The task – Give the count of lines in the entries below that contain the string "description", and only that count.

Stored data –
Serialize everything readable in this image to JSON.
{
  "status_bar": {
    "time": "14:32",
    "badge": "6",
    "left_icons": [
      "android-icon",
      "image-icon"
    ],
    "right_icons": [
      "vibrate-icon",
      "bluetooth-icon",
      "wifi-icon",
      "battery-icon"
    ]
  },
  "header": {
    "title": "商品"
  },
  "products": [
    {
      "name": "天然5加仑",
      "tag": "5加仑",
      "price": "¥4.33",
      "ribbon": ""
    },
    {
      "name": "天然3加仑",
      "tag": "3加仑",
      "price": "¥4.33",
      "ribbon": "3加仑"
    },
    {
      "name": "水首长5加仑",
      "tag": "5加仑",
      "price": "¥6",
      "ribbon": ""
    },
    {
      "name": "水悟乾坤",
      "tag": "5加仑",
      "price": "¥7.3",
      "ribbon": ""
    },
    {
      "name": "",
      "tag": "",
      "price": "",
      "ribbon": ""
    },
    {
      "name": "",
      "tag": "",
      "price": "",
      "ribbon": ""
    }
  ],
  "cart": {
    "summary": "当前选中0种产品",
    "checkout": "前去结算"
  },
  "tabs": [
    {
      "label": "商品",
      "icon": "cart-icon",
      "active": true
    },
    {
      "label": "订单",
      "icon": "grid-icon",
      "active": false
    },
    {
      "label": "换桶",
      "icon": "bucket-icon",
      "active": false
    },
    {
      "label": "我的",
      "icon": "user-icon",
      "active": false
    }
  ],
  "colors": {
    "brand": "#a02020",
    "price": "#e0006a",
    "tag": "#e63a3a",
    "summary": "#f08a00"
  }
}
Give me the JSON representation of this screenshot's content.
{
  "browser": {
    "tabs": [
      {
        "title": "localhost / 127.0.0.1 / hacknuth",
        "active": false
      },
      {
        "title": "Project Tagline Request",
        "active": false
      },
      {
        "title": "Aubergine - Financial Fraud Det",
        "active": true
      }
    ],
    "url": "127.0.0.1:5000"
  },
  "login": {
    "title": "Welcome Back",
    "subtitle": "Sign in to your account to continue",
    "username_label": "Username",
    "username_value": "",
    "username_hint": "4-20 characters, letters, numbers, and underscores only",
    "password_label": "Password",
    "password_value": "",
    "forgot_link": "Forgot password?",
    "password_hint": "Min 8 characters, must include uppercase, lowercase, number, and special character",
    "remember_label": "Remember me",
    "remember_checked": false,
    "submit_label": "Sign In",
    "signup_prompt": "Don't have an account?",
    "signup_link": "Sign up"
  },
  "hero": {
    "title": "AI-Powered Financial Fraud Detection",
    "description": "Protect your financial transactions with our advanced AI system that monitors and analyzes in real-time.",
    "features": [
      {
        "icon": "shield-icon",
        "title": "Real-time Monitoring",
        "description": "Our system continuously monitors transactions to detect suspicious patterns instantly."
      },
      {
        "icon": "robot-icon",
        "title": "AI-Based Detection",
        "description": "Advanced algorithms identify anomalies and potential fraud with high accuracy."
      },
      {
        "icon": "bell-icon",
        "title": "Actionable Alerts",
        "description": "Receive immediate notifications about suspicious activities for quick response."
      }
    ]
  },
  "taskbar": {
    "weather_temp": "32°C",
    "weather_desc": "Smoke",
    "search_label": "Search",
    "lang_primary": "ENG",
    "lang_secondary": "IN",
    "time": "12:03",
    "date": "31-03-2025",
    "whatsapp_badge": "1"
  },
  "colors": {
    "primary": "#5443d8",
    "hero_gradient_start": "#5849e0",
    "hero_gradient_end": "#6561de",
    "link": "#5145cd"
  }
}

Written solution – 4